The outdoor experience areas, including Nature Walk, are closed for the season and will open again on March 26, 2015. Please visit the indoor experience areas, Discovery Station, Create.Connect and Craft Corner, for year round fun and exploration.
Take a trek along the Nature Walk and discover a different view of the prairie! Explore Conner Prairie’s natural setting up close as you walk through a forest and along the top of a levee that is flanked by woods, farmland, prairie and the White River. Along the way you will discover plant and animal life that call this part of Conner Prairie their home. Take a break on one of several benches along the path, and stay quiet to listen for and spot different critters rustling around you. Talk about the importance of nature, and learn how land was used in the past by Native Americans and William Conner, and how it is being used today. At the end of the trail you will find the Lookout, an elevated observation deck, that provides a wonderful view of the restored prairie, which was created to attract certain migratory birds.
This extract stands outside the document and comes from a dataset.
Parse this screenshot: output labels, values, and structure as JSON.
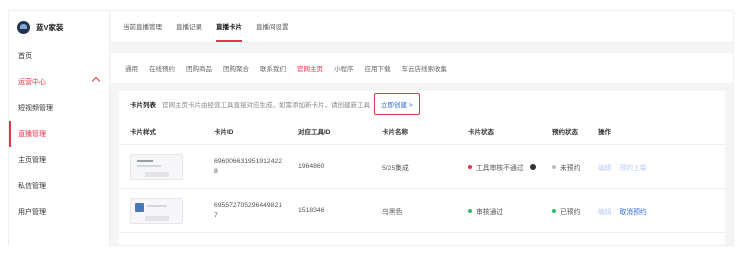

The Nature Walk trailhead is located between Prairietown and 1863 Civil War Journey, near the covered bridge. The distance from the trailhead to the Lookout, at the trail's end, and back is 2/3 mile long. If you walk from the Welcome Center to the Lookout and back to the Welcome Center, you've walked 1.2 miles! Grab one of our Adventure Backpacks, in the Welcome Center, loaded with activities, toys and tools to give young adventurers in the group more ways to discover nature.
Come Out and Play!
Hoof it on the Nature Walk for an interactive and engaging experience that links families with the outdoors and all that the natural world has to offer. In a society where many of our children (and adults!) are suffering from “Nature Deficit Disorder,” Conner Prairie has chosen to be a part of the national solution to “unplug” kids and reconnect them with trees, a new-born calf, a walk through the woods, or the feeling of wind in their faces.
Nature Walk Basics
What animals, birds and plants might I spot along the trail?
Since the Nature Walk occurs at the junction of several types of habitat (forest, river and prairie), there is a wide variety of plant and animal life you can see. Deer, squirrels, rabbits and chipmunks are common in the area. Bird species include ring-necks pheasant, red-tailed hawks, finches, warblers, sparrows, wrens and an occasional bald eagle.
Plant life includes several types of trees like oak, maple, locust and sycamore. Prairie grasses include little bluestem, Canada wild rye, rough dropseed and sideoats grama. See if you can find the following wildflowers...black-eyed susans, purple coneflowers, false sunflowers and sky-blue asters.
Is there an additional fee to access the Nature Walk?
No. Access to the Nature Walk is included in the price of general admission.
What is the terrain like on the trail?
The Nature Walk follows easy terrain with a moderately steep slope at the half-way mark. The remainder of the trail is fairly flat. The walk begins in a forest edge environment and travels through a forest, then along the White River, and ends overlooking the prairie.
What kind of shoes should I wear?
The path is paved with gravel and has a moderately steep slope in certain sections. Walking shoes or boots are strongly recommended for the Nature Walk; flip-flops or shoes with heels are not recommended. Individuals with mobility issues or difficulty walking steep slopes will want to use care on the Nature Walk. Five benches are located along the path for your convenience.
Are strollers and wheelchairs permitted?
Due to uneven terrain and steepness, it is strongly recommended that strollers, wheelchairs and other wheeled vehicles not be used on the trail.The path is paved with loose gravel which could cause wheeled implements to become stuck and may make the slope slippery.
Are pets allowed on the Nature Walk?
No, pets are not allowed on Conner Prairie's property.
What cautions should I take on the trail?
Please be aware that poison ivy can be found along the trail. Going off the trail may result in you becoming exposed.